The details were worked out and Steve Allen’s connections landed Suzy Homemaker on NBC’s Today show. From there it became history.
Steve Allen noted why he enjoyed putting new faces on the “tube”: “You never know what could happen. And in this case [Suzy] She was well received.”
“The first thing I attempted was to simply bake cookies,” recalls Suzy. “They were chocolate chip cookies and I put all the ingredients together and started to mix the dough before they cut to a commercial. During the commercial, we switched the mix for dough that was previously mixed and set to rise a little — the magic of television. When we came back, I was putting the cookies into the oven and I dropped them! They didn’t just fall, they flew! But the camera didn’t pick up any of this. Only the noise was heard so I slammed the oven door a few times to confuse people. I thought for sure my demonstration failed or at least angered the people at Westinghouse.”
But all Suzy’s fears were in vain. The people of Westinghouse rejoiced that her slamming of the door proved how durable the product was and gave sales a giant boost!
Suzy’s demonstration was met with great acclaim. People from all over the country wrote in demanding more Suzy!
“After the fair, Westinghouse approached me to be a spokesperson for their product on television. I didn’t think I would enjoy doing it. All I wanted was to be a married housewife.”
Suzy began making many guest appearances on television shows. Demand for her became overwhelming.
“I can’t explain it. It was as if something took over my life. I never had time for anything else! Suzy Homemaker products started to pop up all around me. As I understand, Westinghouse sold their rights to my name to a small toy company [Topper] and everyone was making money but me!”
But as fads come and go and are eventually laughed and scorned at, so was the story of Suzy Homemaker products.
“I’m not really sure what happened. I never knew products were being manufactured under my name until about eight months after. There was a clause in my contract with Westinghouse that allowed them the use of my name. I had no recourse. I made no money from it.”
As the 1970’s approached, it brought the woman’s rights movement.
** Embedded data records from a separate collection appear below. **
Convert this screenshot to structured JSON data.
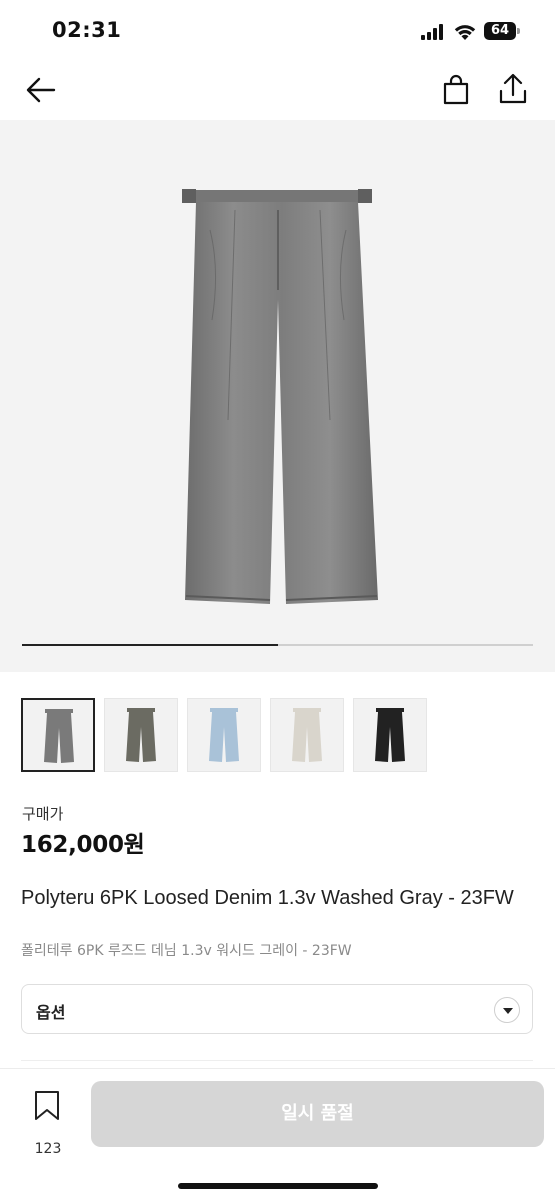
{
  "status": {
    "time": "02:31",
    "battery": "64"
  },
  "gallery": {
    "current_image": 1,
    "total_images": 2
  },
  "thumbnails": [
    {
      "name": "thumb-washed-gray",
      "color": "#7a7a7a"
    },
    {
      "name": "thumb-olive",
      "color": "#6b6b62"
    },
    {
      "name": "thumb-light-blue",
      "color": "#a9c2d8"
    },
    {
      "name": "thumb-ecru",
      "color": "#d9d5cc"
    },
    {
      "name": "thumb-black",
      "color": "#222222"
    }
  ],
  "product": {
    "price_label": "구매가",
    "price": "162,000원",
    "title_en": "Polyteru 6PK Loosed Denim 1.3v Washed Gray - 23FW",
    "title_ko": "폴리테루 6PK 루즈드 데님 1.3v 워시드 그레이 - 23FW"
  },
  "option": {
    "label": "옵션"
  },
  "bottom": {
    "wishlist_count": "123",
    "buy_label": "일시 품절",
    "buy_color": "#d6d6d6"
  },
  "icons": [
    "back-arrow-icon",
    "shopping-bag-icon",
    "share-icon",
    "chevron-down-icon",
    "bookmark-icon"
  ]
}
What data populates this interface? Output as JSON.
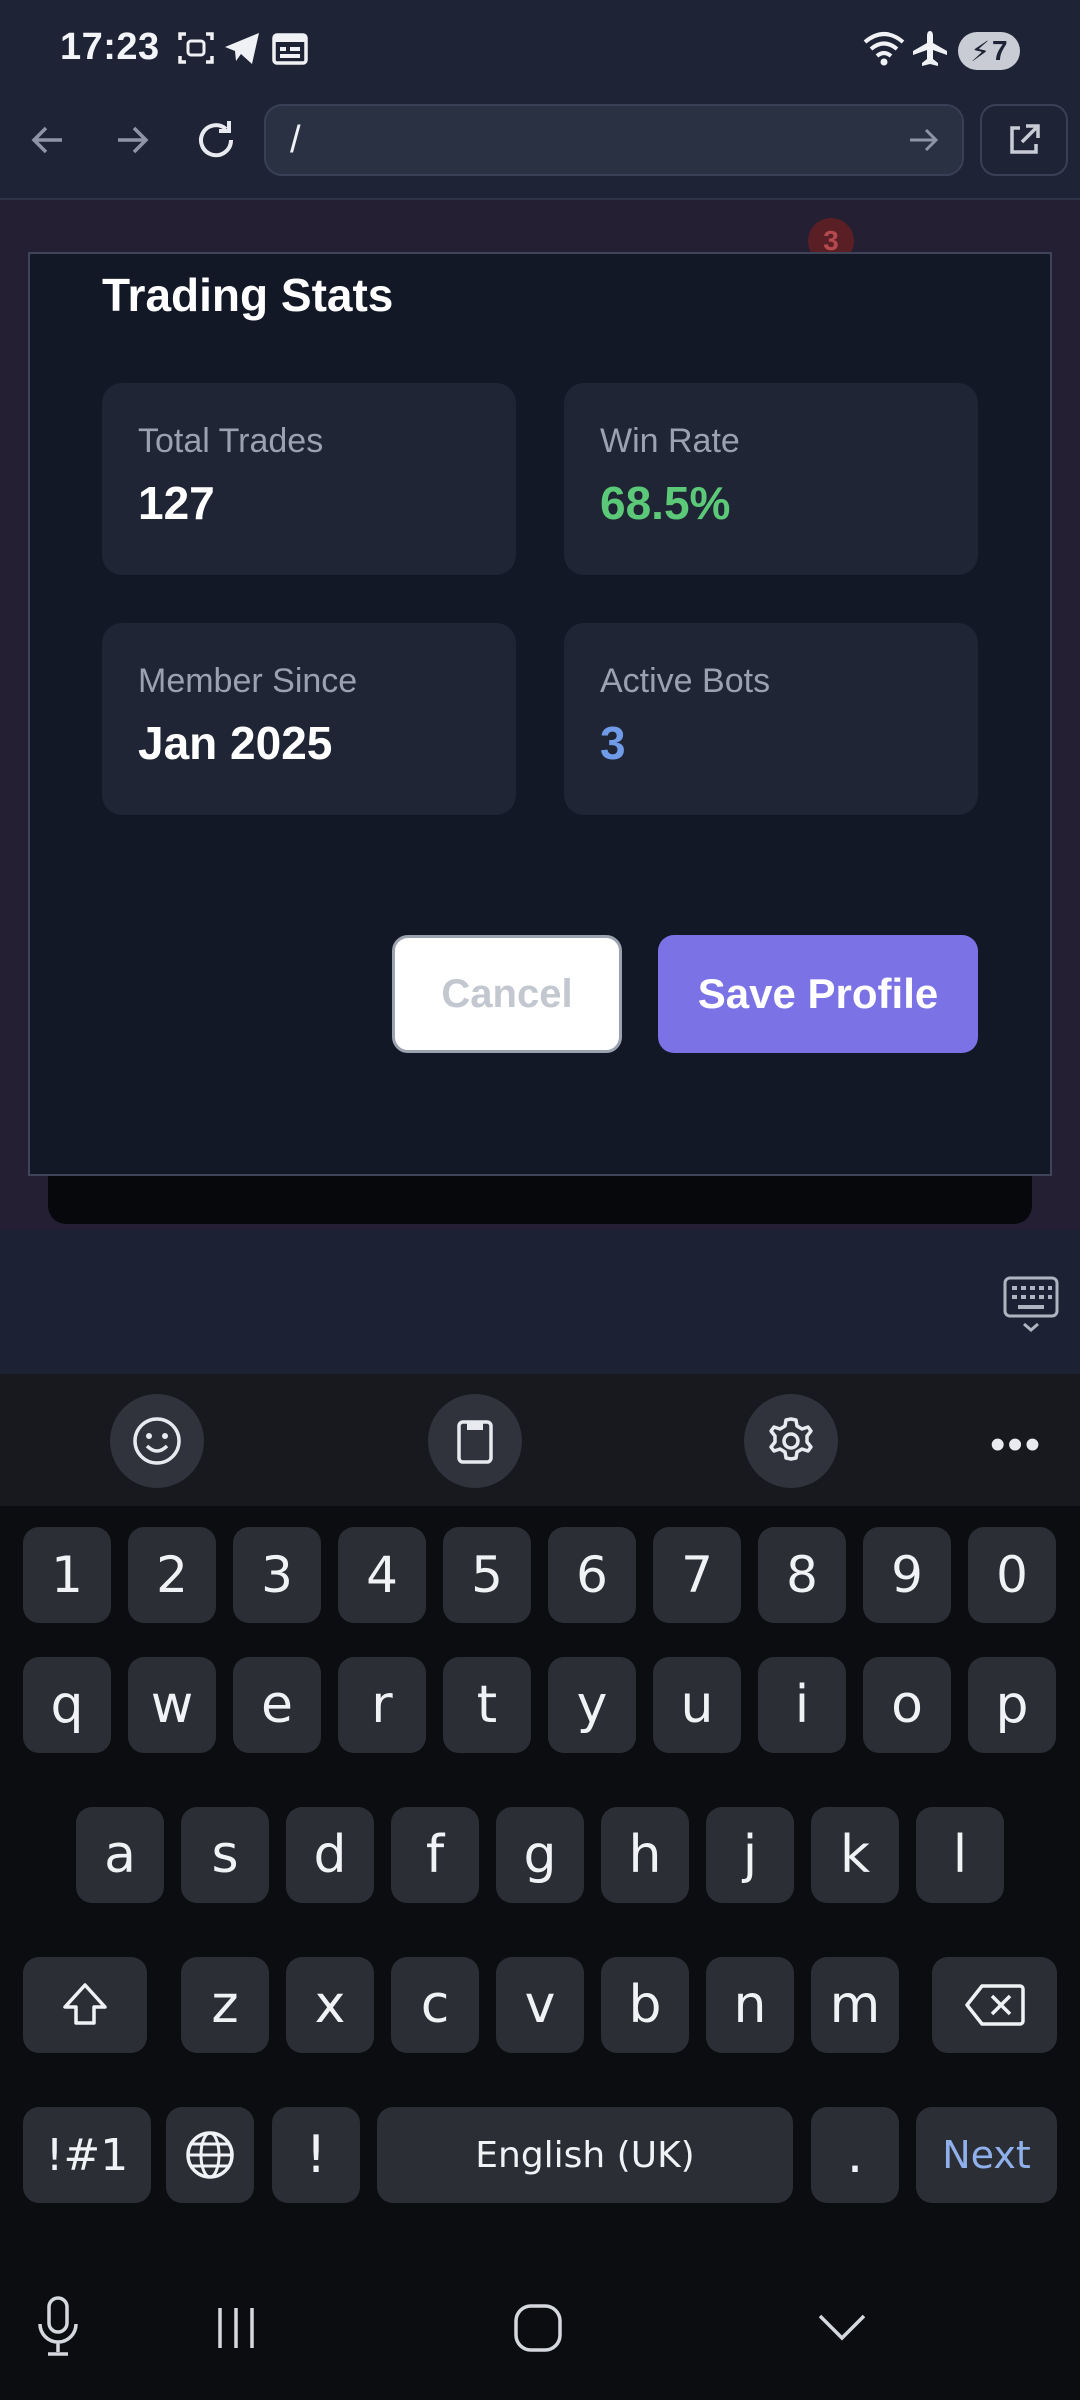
{
  "status_bar": {
    "time": "17:23",
    "battery": "7",
    "icons": [
      "screenshot-icon",
      "telegram-icon",
      "calendar-icon",
      "wifi-icon",
      "airplane-icon",
      "battery-charging-icon"
    ]
  },
  "browser": {
    "url": "/",
    "icons": [
      "back-arrow-icon",
      "forward-arrow-icon",
      "reload-icon",
      "go-arrow-icon",
      "open-external-icon"
    ]
  },
  "background_page": {
    "badge_count": "3"
  },
  "modal": {
    "title": "Trading Stats",
    "stats": [
      {
        "label": "Total Trades",
        "value": "127",
        "color": "#ffffff"
      },
      {
        "label": "Win Rate",
        "value": "68.5%",
        "color": "#5cc978"
      },
      {
        "label": "Member Since",
        "value": "Jan 2025",
        "color": "#ffffff"
      },
      {
        "label": "Active Bots",
        "value": "3",
        "color": "#6f9be8"
      }
    ],
    "cancel_label": "Cancel",
    "save_label": "Save Profile",
    "accent_color": "#7b72e6"
  },
  "keyboard": {
    "toolbar_icons": [
      "emoji-icon",
      "clipboard-icon",
      "settings-icon",
      "more-icon"
    ],
    "more_label": "•••",
    "row_numbers": [
      "1",
      "2",
      "3",
      "4",
      "5",
      "6",
      "7",
      "8",
      "9",
      "0"
    ],
    "row1": [
      "q",
      "w",
      "e",
      "r",
      "t",
      "y",
      "u",
      "i",
      "o",
      "p"
    ],
    "row2": [
      "a",
      "s",
      "d",
      "f",
      "g",
      "h",
      "j",
      "k",
      "l"
    ],
    "row3": [
      "z",
      "x",
      "c",
      "v",
      "b",
      "n",
      "m"
    ],
    "symbols_label": "!#1",
    "exclaim_label": "!",
    "space_label": "English (UK)",
    "period_label": ".",
    "next_label": "Next"
  }
}
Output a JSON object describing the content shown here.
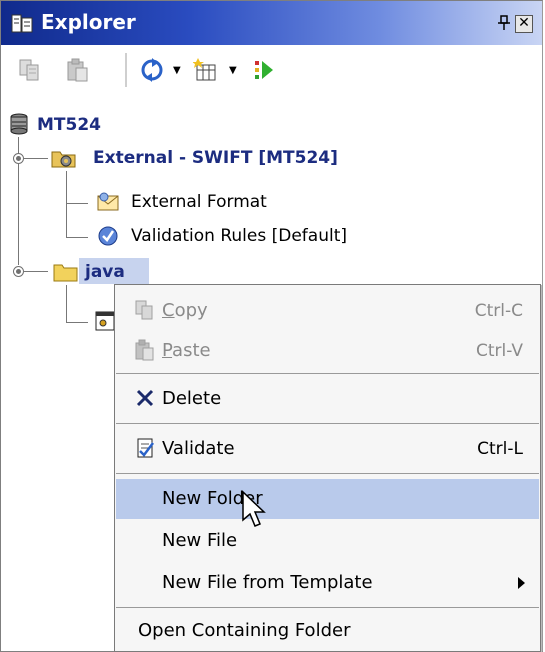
{
  "panel": {
    "title": "Explorer",
    "pin_glyph": "↕",
    "close_glyph": "✕"
  },
  "toolbar": {
    "icons": [
      "copy-icon",
      "paste-icon",
      "sync-icon",
      "new-item-icon",
      "run-icon"
    ]
  },
  "tree": {
    "root": {
      "label": "MT524",
      "icon": "database-icon"
    },
    "nodes": [
      {
        "label": "External - SWIFT [MT524]",
        "icon": "gear-folder-icon"
      },
      {
        "label": "External Format",
        "icon": "envelope-icon"
      },
      {
        "label": "Validation Rules [Default]",
        "icon": "check-circle-icon"
      },
      {
        "label": "java",
        "icon": "folder-icon"
      }
    ]
  },
  "context_menu": {
    "items": [
      {
        "label": "Copy",
        "accelerator": "Ctrl-C",
        "mnemonic": "C",
        "rest": "opy",
        "enabled": false,
        "icon": "copy-icon"
      },
      {
        "label": "Paste",
        "accelerator": "Ctrl-V",
        "mnemonic": "P",
        "rest": "aste",
        "enabled": false,
        "icon": "paste-icon"
      },
      {
        "label": "Delete",
        "accelerator": "",
        "enabled": true,
        "icon": "delete-x-icon"
      },
      {
        "label": "Validate",
        "accelerator": "Ctrl-L",
        "enabled": true,
        "icon": "validate-icon"
      },
      {
        "label": "New Folder",
        "accelerator": "",
        "enabled": true,
        "highlighted": true
      },
      {
        "label": "New File",
        "accelerator": "",
        "enabled": true
      },
      {
        "label": "New File from Template",
        "accelerator": "",
        "enabled": true,
        "submenu": true
      },
      {
        "label": "Open Containing Folder",
        "accelerator": "",
        "enabled": true
      }
    ]
  },
  "colors": {
    "title_bar_start": "#102a8c",
    "tree_bold_text": "#1c2c80",
    "selection": "#c7d3ee",
    "menu_highlight": "#b9caeb"
  }
}
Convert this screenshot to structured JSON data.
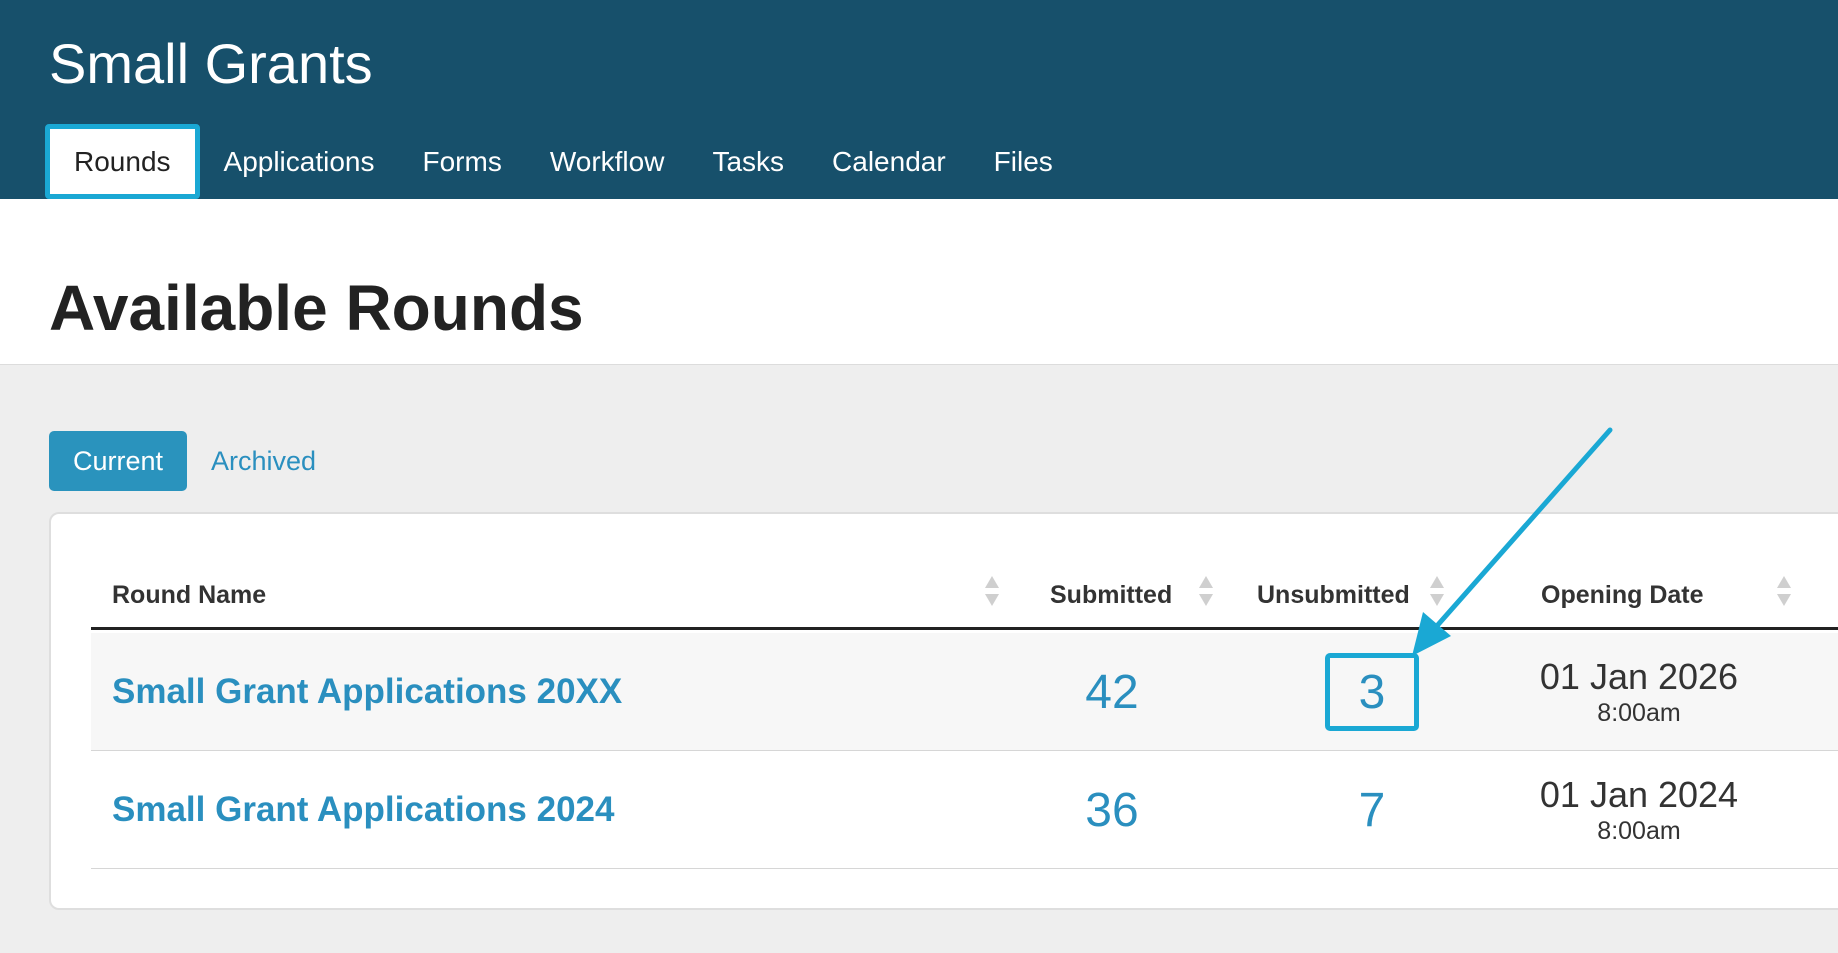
{
  "app": {
    "title": "Small Grants"
  },
  "nav": {
    "items": [
      {
        "label": "Rounds",
        "active": true
      },
      {
        "label": "Applications"
      },
      {
        "label": "Forms"
      },
      {
        "label": "Workflow"
      },
      {
        "label": "Tasks"
      },
      {
        "label": "Calendar"
      },
      {
        "label": "Files"
      }
    ]
  },
  "page": {
    "title": "Available Rounds"
  },
  "tabs": {
    "current": "Current",
    "archived": "Archived"
  },
  "table": {
    "columns": {
      "round_name": "Round Name",
      "submitted": "Submitted",
      "unsubmitted": "Unsubmitted",
      "opening_date": "Opening Date"
    },
    "rows": [
      {
        "name": "Small Grant Applications 20XX",
        "submitted": "42",
        "unsubmitted": "3",
        "opening_date": "01 Jan 2026",
        "opening_time": "8:00am"
      },
      {
        "name": "Small Grant Applications 2024",
        "submitted": "36",
        "unsubmitted": "7",
        "opening_date": "01 Jan 2024",
        "opening_time": "8:00am"
      }
    ]
  },
  "colors": {
    "header_bg": "#17506b",
    "accent": "#2a8fbf",
    "highlight": "#1aa8d4"
  }
}
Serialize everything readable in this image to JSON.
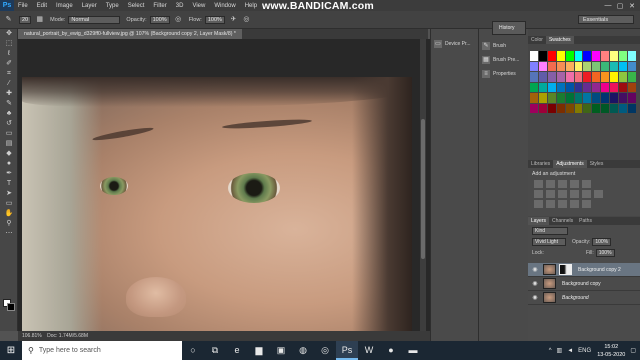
{
  "app": {
    "logo": "Ps"
  },
  "menubar": {
    "items": [
      "File",
      "Edit",
      "Image",
      "Layer",
      "Type",
      "Select",
      "Filter",
      "3D",
      "View",
      "Window",
      "Help"
    ]
  },
  "watermark": "www.BANDICAM.com",
  "window_controls": [
    "—",
    "▢",
    "✕"
  ],
  "options": {
    "brush_size": "20",
    "mode_label": "Mode:",
    "mode_value": "Normal",
    "opacity_label": "Opacity:",
    "opacity_value": "100%",
    "flow_label": "Flow:",
    "flow_value": "100%",
    "workspace": "Essentials"
  },
  "document": {
    "tab_title": "natural_portrait_by_ewig_d329ff0-fullview.jpg @ 107% (Background copy 2, Layer Mask/8) *",
    "zoom": "106.81%",
    "doc_info": "Doc: 1.74M/5.68M"
  },
  "panels_col1": {
    "items": [
      {
        "label": "Device Pr...",
        "icon": "device-preview-icon"
      }
    ]
  },
  "panels_col2": {
    "history_label": "History",
    "items": [
      {
        "label": "Brush",
        "icon": "brush-icon"
      },
      {
        "label": "Brush Pre...",
        "icon": "brush-presets-icon"
      },
      {
        "label": "Properties",
        "icon": "properties-icon"
      }
    ]
  },
  "swatches": {
    "tabs": [
      "Color",
      "Swatches"
    ],
    "colors": [
      "#ffffff",
      "#000000",
      "#ff0000",
      "#ffff00",
      "#00ff00",
      "#00ffff",
      "#0000ff",
      "#ff00ff",
      "#ff8080",
      "#ffff80",
      "#80ff80",
      "#80ffff",
      "#8080ff",
      "#ff80ff",
      "#f26c4f",
      "#f68e55",
      "#fbaf5d",
      "#fff467",
      "#acd372",
      "#7cc576",
      "#3bb878",
      "#1abbb4",
      "#00bff3",
      "#438ccb",
      "#5574b9",
      "#605ca8",
      "#855fa8",
      "#a763a8",
      "#f06ea9",
      "#f26d7d",
      "#ed1c24",
      "#f26522",
      "#f7941d",
      "#fff200",
      "#8dc63f",
      "#39b54a",
      "#00a651",
      "#00a99d",
      "#00aeef",
      "#0072bc",
      "#0054a6",
      "#2e3192",
      "#662d91",
      "#92278f",
      "#ec008c",
      "#ed145b",
      "#9e0b0f",
      "#a0410d",
      "#a3620a",
      "#aba000",
      "#598527",
      "#1a7b30",
      "#007236",
      "#00746b",
      "#0076a3",
      "#004b80",
      "#003471",
      "#1b1464",
      "#440e62",
      "#630460",
      "#9e005d",
      "#9e0039",
      "#790000",
      "#7b2e00",
      "#7d4900",
      "#827b00",
      "#406618",
      "#005e20",
      "#005826",
      "#005952",
      "#005b7f",
      "#003663"
    ]
  },
  "adjustments": {
    "tabs": [
      "Libraries",
      "Adjustments",
      "Styles"
    ],
    "title": "Add an adjustment"
  },
  "layers": {
    "tabs": [
      "Layers",
      "Channels",
      "Paths"
    ],
    "filter_label": "Kind",
    "blend_mode": "Vivid Light",
    "opacity_label": "Opacity:",
    "opacity_value": "100%",
    "lock_label": "Lock:",
    "fill_label": "Fill:",
    "fill_value": "100%",
    "rows": [
      {
        "name": "Background copy 2",
        "selected": true,
        "has_mask": true
      },
      {
        "name": "Background copy",
        "selected": false,
        "has_mask": false
      },
      {
        "name": "Background",
        "selected": false,
        "has_mask": false
      }
    ]
  },
  "taskbar": {
    "search_placeholder": "Type here to search",
    "apps": [
      "cortana-icon",
      "task-view-icon",
      "edge-icon",
      "explorer-icon",
      "store-icon",
      "firefox-icon",
      "chrome-icon",
      "photoshop-icon",
      "word-icon",
      "record-icon",
      "folder-icon"
    ],
    "language": "ENG",
    "time": "15:02",
    "date": "13-05-2020"
  }
}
Girly things such as dolls and toy baking ovens “interfered” with the movement and were systematically targeted as “repressive.” Suzy’s name became a feminist insult directed at domestic women. Women who enjoyed living according to society’s expectations without question were tagged with the derogatory term “Suzy Homemaker.”
‘I’m still confused,” says Suzy. “They stole my name and gave me their identity. People don’t understand. I only had a career because I was thrown into it. I never wanted to be an icon of any movement. No one has the right to demand I be anything but me. I was never for or against woman’s lib. There’s room in this world for everyone to be what they want.”
“I finally got what I wanted, though,” reports Suzy. “I always wanted to be married and a good housewife. I got to be both.”
Suzy married and had three children. She does not want to reveal her married name because she wants to remain removed from her tumultuous past. “I found my closure and am enjoying my tranquil life.” She says. “I didn’t like what happened then and I don’t want to live it again.”
Suzy has written an autobiography but has no plans to publish it. “My husband passed on a few years back and my children are all grown and away. I did it to fill time and find understanding. I will leave it to my children who know nothing about those years. They can decide what to do with it.”
Suzy is 95.
Pictures from the Suzy Homemaker collection.